At a post-summit news conference, French President Jacques Chirac said France and Germany are ready to talk about Iraq's reconstruction and ways to restore its sovereignty. He said both countries would discuss a U.S.-backed proposal to end United Nations sanctions against Iraq in what he called an open and constructive manner.
But Mr. Chirac insisted that the United Nations must play a central role in Iraq's reconstruction because that, "is the desire of most of the world's nations and peoples."
German Chancellor Gerhard Schroeder said Germany, France and Poland pledged to give humanitarian aid to Iraq. But he said Germany also wants to make sure the U.N. is involved in Iraq's reconstruction.
"All of us, Germans, French and Poles, will provide the assistance that we are able to give to prevent human suffering in Iraq," he said. "And speaking now for myself, we would certainly explore the avenues available to us within the United Nations when it comes to rebuilding the country."
The French and German leaders also insisted that a mini-summit they held in Brussels last month with their counterparts from Belgium and Luxembourg to discuss ways of making Europe's defense less reliant on the United States was not aimed at undermining NATO. And they invited Poland to join their efforts.

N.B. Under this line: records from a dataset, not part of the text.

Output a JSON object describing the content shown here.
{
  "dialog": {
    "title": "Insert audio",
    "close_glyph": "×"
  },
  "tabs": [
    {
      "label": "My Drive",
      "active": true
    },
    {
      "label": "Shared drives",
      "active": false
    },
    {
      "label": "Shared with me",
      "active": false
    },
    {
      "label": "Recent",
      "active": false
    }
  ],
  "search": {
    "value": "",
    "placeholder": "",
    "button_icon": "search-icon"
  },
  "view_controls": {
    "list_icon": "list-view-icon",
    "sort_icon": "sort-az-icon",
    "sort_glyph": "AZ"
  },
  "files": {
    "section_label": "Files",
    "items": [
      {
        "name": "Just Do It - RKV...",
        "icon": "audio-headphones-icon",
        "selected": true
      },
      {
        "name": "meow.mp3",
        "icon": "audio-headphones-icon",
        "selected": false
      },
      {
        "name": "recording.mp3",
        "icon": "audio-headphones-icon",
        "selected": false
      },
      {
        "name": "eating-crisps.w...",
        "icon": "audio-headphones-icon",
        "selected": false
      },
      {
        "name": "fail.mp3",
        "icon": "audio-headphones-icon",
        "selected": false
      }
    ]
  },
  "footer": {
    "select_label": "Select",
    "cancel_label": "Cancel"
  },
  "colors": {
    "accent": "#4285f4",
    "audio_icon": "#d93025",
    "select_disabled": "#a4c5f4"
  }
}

But Polish President Alexander Kwasniewski, whose country sent 200 special forces troops to Iraq to fight alongside the Americans, said his goal was to have good relations with both Washington and the anti-war governments of France and Germany.
"We will continue the policy of good coalition relations with both the United States and Germany and France," he said.

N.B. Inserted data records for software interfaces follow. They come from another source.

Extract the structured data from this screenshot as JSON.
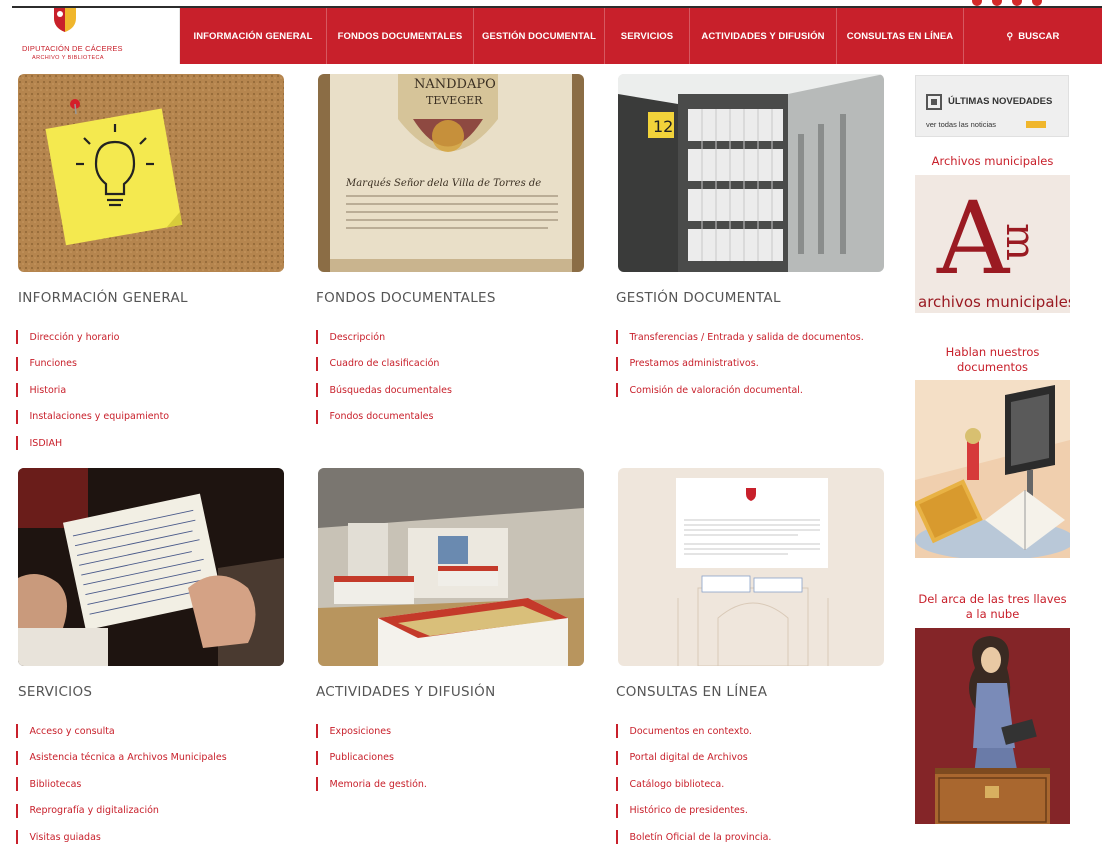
{
  "header": {
    "logo_line1": "DIPUTACIÓN DE CÁCERES",
    "logo_line2": "ARCHIVO Y BIBLIOTECA",
    "nav": [
      {
        "label": "INFORMACIÓN GENERAL",
        "width": 146
      },
      {
        "label": "FONDOS DOCUMENTALES",
        "width": 146
      },
      {
        "label": "GESTIÓN DOCUMENTAL",
        "width": 130
      },
      {
        "label": "SERVICIOS",
        "width": 84
      },
      {
        "label": "ACTIVIDADES Y DIFUSIÓN",
        "width": 146
      },
      {
        "label": "CONSULTAS EN LÍNEA",
        "width": 126
      }
    ],
    "search_label": "BUSCAR",
    "search_icon": "search-icon"
  },
  "sections": {
    "info": {
      "title": "INFORMACIÓN GENERAL",
      "links": [
        "Dirección y horario",
        "Funciones",
        "Historia",
        "Instalaciones y equipamiento",
        "ISDIAH"
      ]
    },
    "fondos": {
      "title": "FONDOS DOCUMENTALES",
      "links": [
        "Descripción",
        "Cuadro de clasificación",
        "Búsquedas documentales",
        "Fondos documentales"
      ]
    },
    "gestion": {
      "title": "GESTIÓN DOCUMENTAL",
      "links": [
        "Transferencias / Entrada y salida de documentos.",
        "Prestamos administrativos.",
        "Comisión de valoración documental."
      ]
    },
    "servicios": {
      "title": "SERVICIOS",
      "links": [
        "Acceso y consulta",
        "Asistencia técnica a Archivos Municipales",
        "Bibliotecas",
        "Reprografía y digitalización",
        "Visitas guiadas"
      ]
    },
    "actividades": {
      "title": "ACTIVIDADES Y DIFUSIÓN",
      "links": [
        "Exposiciones",
        "Publicaciones",
        "Memoria de gestión."
      ]
    },
    "consultas": {
      "title": "CONSULTAS EN LÍNEA",
      "links": [
        "Documentos en contexto.",
        "Portal digital de Archivos",
        "Catálogo biblioteca.",
        "Histórico de presidentes.",
        "Boletín Oficial de la provincia."
      ]
    }
  },
  "images": {
    "info_number": "12",
    "manuscript_heading": "NANDDAPO",
    "manuscript_heading2": "TEVEGER",
    "manuscript_text": "Marqués Señor dela Villa de Torres de"
  },
  "sidebar": {
    "news_title": "ÚLTIMAS NOVEDADES",
    "news_link": "ver todas las noticias",
    "archivos_title": "Archivos municipales",
    "archivos_logo_text": "archivos municipales",
    "hablan_title": "Hablan nuestros documentos",
    "arca_title": "Del arca de las tres llaves a la nube"
  },
  "colors": {
    "brand": "#c8202b",
    "gold": "#f0b62c"
  }
}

Poland sees itself has having a bridge-building role between the United States and the Franco-German duo. It has been strongly criticized by France and Germany for backing the United States in the Iraq war. But it also knows it needs good relations with the two anti-war dissidents when it joins the European Union next year. Polish analyst Adam Chmielewski says Poland is caught in the middle of the transatlantic dispute.
"It seems to me that Poland has no choice," he said. "It is a poor country and tries to make the best of both sides [with its] accession to the European structures [and] at the same time by getting involved in American policies."
President Kwasniewski says he thinks the United States still has a vital role to play in Europe's security and that Poland must work hard for both European unity and transatlantic unity.